Genetic programming (GP) automatically create programs. It uses the principles of Darwinian natural selection, such as survival of the fitess, to evolve populations of programs. The genetic material of individuals in the population are the programs. Each generation the fitter programs are selected to be parents and mated to give them children. There are two common types of genetic operation, sexual and asexual.

The Genetic Programming Cycle. From GP+DS.

Asexual Reproduction

A sexual reproduction create children from a single parant. This is often known as mutation. The genetic material in the child comes from just one parent in the previous generation. In GP this means the program in the next generation is a copy of a program in the previous generation. It is common to make one or more random changes, known as mutations, that make the child program slightly different from its parent.

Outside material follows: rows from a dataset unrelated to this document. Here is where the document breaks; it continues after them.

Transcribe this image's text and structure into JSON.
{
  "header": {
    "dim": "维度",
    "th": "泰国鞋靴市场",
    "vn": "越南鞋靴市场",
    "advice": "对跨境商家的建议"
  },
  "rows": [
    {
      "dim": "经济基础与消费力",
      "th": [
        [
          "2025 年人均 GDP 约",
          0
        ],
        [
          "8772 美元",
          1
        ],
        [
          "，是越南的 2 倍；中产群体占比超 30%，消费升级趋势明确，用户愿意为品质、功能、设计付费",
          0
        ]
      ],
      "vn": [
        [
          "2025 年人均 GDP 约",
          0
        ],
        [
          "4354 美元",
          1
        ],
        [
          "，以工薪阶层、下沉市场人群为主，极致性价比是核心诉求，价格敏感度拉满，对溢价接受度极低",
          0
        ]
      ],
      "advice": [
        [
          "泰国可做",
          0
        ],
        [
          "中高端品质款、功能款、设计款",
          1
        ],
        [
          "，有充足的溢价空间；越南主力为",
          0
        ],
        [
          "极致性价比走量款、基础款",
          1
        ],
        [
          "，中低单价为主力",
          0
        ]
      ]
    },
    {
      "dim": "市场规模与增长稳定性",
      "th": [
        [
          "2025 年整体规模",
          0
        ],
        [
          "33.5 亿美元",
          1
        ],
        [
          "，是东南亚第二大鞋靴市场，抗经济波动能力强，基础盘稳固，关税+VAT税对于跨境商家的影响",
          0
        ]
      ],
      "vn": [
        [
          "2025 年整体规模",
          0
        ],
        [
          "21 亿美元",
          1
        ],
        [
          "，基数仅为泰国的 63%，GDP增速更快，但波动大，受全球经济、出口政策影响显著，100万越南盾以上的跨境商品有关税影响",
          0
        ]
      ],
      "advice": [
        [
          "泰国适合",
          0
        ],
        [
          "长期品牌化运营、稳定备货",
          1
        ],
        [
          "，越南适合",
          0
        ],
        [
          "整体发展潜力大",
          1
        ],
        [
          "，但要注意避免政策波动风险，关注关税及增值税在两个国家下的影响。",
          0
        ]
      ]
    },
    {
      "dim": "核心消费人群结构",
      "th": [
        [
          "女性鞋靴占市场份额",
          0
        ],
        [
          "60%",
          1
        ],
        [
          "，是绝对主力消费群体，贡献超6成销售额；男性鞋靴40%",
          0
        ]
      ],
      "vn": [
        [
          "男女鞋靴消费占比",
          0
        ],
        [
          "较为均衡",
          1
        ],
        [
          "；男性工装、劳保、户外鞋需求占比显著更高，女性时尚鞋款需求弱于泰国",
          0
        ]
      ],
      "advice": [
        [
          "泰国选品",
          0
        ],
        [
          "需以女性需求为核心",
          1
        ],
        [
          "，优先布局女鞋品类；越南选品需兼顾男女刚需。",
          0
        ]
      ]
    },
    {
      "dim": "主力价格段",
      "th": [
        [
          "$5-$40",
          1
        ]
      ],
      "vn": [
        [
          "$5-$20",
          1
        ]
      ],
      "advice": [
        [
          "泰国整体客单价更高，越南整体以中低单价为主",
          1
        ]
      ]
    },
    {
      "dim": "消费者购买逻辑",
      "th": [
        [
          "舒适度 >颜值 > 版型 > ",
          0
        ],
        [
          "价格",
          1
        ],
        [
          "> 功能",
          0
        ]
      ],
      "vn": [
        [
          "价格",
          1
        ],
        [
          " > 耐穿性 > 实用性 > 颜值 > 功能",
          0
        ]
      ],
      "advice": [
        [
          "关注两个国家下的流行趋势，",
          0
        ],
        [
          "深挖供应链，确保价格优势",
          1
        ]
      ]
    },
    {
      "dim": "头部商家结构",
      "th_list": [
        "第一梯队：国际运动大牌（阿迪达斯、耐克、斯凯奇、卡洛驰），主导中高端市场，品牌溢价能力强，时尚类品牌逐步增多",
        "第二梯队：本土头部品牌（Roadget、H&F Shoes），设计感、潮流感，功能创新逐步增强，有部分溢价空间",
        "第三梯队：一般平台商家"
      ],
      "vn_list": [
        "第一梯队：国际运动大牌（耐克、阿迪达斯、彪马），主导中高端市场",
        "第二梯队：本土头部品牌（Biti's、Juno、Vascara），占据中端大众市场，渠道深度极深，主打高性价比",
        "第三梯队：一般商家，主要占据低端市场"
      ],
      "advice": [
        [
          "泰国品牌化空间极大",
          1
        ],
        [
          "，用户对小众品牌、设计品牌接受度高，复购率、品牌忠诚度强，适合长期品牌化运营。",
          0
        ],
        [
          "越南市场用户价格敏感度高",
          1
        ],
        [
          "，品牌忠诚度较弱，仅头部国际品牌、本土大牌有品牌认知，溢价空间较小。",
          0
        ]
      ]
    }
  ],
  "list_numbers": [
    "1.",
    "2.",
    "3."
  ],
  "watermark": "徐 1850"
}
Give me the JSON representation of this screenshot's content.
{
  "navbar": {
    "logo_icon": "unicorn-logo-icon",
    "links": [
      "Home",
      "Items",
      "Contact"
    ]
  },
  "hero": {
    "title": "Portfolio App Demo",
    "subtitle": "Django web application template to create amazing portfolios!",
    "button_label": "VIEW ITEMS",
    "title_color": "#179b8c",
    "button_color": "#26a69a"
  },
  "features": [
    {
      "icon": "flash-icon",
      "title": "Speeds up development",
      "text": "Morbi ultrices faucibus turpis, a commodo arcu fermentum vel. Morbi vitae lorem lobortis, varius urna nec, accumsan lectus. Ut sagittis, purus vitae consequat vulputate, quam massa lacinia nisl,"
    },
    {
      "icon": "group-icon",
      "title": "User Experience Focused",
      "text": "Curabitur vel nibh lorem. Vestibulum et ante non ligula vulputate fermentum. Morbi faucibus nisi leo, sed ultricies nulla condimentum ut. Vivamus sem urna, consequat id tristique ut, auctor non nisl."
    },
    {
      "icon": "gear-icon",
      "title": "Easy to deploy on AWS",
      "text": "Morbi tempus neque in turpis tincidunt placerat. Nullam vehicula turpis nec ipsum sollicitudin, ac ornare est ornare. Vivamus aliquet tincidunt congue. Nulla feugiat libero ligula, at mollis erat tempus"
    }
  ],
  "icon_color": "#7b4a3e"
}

Sexual Mating

With sex, (parts of) two programs are combined to yeild the child program. Commonly two points are chosen at random. One in the mother program and one in the father. The code below the cutpoint in the father is copied. The code below the cutpoint in the mother programme is deleted and then replaced by that cut out of the father. The newly formed program is their child. Commonly these operations are performed on copies. The idea is that the mother and father will tend to be better than average (since they got selected to have children) and therefore they will contain good fragments of code. Therefore the child will also tend to contain good code. Sometimes a child will be especially fortunate and will be created by putting together good but different code fragments (and they will work together well in the child).

program 2*x - x
Mum, fitness .64286, 2x-x (red subtree will be removed)

program x\(x\(x-x**3))-x
Dad, fitness .70588, x\(x\(x-x**3))-x (blue subtree copied)

program x+x**2-x
Correct Program, fitness 1.0, x+x**2-x (blue subtree copied)

The newly formed child may also be mutated. There are seveal types of crossover operator available. Some use more than one crossover point in each parent.


Some means is needed to decide which programs are to be parents. Conventionally this is done by a fitness function which gives each individal in the population a number (its fitness). Conventionally this is a scalar number but one of the advantages of eveoltionary approaches is the multiobjectives can be readily supported.

In genetic programming fitness is often calculated by running the program (individual) on one or more inputs (test cases). The answer returned by the program is then compared with the desired answer. This is equaivelent to supervised learning. The goal is to find a function (program) which describes the test data. That is we are fitting a function to some data. By analogy with linear regression (which fits a line to data), this is known as "symbolic regression".

C code for the above example.

Genetic Programming Contacts

See., 3 April 2001